Live near an ocean? Kin Insurance’s data aims to more accurately predict home risk [TechCrunch]

Live near an ocean? Kin Insurance’s data aims to more accurately predict home risk [TechCrunch]

Originally posted on TechCrunch

By Christine Hall

A home in California has different insurance needs than a home in Nebraska, and Kin Insurance believes data and technology can determine the best way to insure homes where insurance is harder to get.

It’s been a few years since we caught up with the Chicago-based direct-to-consumer home insurance company after it raised $4 million, but CEO Sean Harper told TechCrunch that among the $110 billion home insurance market, half of the homes are in regions exposed to extreme weather and fires.

“There is a lot of demand for insurance because people are increasingly moving to those places,” he added. “There are some places in the U.S. where you shouldn’t live, like on a barrier island or in historic flood planes. However, if you choose to live there, insurance is expensive. Using a special sauce of the technology, we are good at understanding that a county is big, and you shouldn’t be painting every home with the same brush.”

Harper, who co-founded the company with Lucas Ward, Jason Heidkamp and Sebastian Villarreal, explained that legacy insurance companies don’t have the data needed to determine which homes are risky and which ones are not, so they often end up making a leap at pricing, resulting in higher underwriting.

Instead, by using data to accurately price the risk, Kin Insurance may not always be the lowest price, but on average, ends up being cheaper because the company is better at segmenting the risk and using technology to take some of the costs out of it, like agents. He estimates selling insurance through agents costs 20% of the total premium on an ongoing basis.

Harper also says it made sense 50 years ago to have local agents, but technology is so that insurance companies can not go directly to the consumer and still offer similar customer service via email, text, chat or telephone.

After raising $80 million in Series C funding last April, Kin Insurance was poised to merge with Omnichannel Acquisition Corp., a special purpose acquisition company, to go public. However, in January, the company decided not to move ahead with the deal, Harper said.
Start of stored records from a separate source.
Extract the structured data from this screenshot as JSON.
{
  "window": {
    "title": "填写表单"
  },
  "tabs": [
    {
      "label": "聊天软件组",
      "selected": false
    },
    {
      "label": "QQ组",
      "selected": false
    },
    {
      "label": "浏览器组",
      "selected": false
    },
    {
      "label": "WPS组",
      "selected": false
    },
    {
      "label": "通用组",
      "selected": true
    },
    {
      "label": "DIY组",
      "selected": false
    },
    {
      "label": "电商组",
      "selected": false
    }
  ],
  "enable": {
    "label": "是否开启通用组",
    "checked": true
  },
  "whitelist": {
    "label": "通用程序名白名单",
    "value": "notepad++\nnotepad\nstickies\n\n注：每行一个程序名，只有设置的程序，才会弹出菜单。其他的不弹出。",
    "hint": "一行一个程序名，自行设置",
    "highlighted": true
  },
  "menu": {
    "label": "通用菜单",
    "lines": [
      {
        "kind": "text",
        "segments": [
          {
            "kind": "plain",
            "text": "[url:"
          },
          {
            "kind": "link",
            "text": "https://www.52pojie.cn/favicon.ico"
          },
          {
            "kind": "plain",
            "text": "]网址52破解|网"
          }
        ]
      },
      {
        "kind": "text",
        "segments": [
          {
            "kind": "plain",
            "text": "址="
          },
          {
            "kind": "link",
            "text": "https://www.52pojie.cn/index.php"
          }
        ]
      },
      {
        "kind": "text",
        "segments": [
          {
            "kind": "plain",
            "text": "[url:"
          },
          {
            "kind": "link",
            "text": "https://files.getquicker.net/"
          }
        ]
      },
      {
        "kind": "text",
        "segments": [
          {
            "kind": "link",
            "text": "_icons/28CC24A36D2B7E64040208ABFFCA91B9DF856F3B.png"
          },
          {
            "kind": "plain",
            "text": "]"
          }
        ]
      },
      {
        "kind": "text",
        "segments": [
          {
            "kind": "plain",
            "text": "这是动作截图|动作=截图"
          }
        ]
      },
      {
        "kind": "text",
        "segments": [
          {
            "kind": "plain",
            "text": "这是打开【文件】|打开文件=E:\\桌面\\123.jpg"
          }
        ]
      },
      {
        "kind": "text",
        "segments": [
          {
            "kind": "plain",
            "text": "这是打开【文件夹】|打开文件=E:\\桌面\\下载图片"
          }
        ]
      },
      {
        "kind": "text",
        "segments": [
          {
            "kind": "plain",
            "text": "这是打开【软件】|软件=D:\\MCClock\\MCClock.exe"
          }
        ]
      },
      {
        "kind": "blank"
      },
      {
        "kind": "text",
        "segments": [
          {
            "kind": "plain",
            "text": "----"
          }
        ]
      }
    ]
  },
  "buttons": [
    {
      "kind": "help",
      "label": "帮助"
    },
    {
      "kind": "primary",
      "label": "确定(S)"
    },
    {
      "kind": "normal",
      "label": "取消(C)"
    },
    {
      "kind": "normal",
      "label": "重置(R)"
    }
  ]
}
“Part of it was that the public market conditions were not great,” he added. “We went all the way through the SEC process, but weren’t seeing the kind of market for tech companies that was there a year ago. There will be a time in the future when the market is good for tech companies again, and Kin will go public.”

As the company was deciding whether to remain private, venture capital firms were lining up in case it didn’t.

Today, the company announced it raised $82 million of a Series D round that Harper expects will officially close at $100 million. QED Investors led the round and was joined by existing investors Commerce Ventures, Flourish Ventures, Hudson Structured Capital Management Ltd. (HSCM Bermuda), Alpha Edison, Allegis NL Capital, Avanta Ventures and August Capital, and new investors Geodesic Capital and PROOF.VC. Previously, the company raised $133 million in equity funding and $50 million in debt, Harper confirmed.

Kin Insurance is among its insurtech peers experiencing rapid growth, and in its case, closed 2021 with $105 million in premiums, up from $25 million in 2020, and with it, attracting new capital. Harper expects that growth trajectory to continue this year with the company on a path to close on more than $250 million in premiums in 2022.

In addition to growing its premiums over the past year, the company grew its employee headcount to 450 from 250 at the beginning of 2021.

The company is already operating in Florida, Louisiana and California, which Harper says is an almost $25 billion insurance market with just those three states, and the new funding will enable the company to move into half a dozen more states this year. Kin Insurance will also focus on investment in marketing, data science and technology.

“More data about claims makes underwriting pricing more accurate,” Harper added. “That is the big difference in how we do our underwriting versus the legacy companies, and we want to make that gap wider.”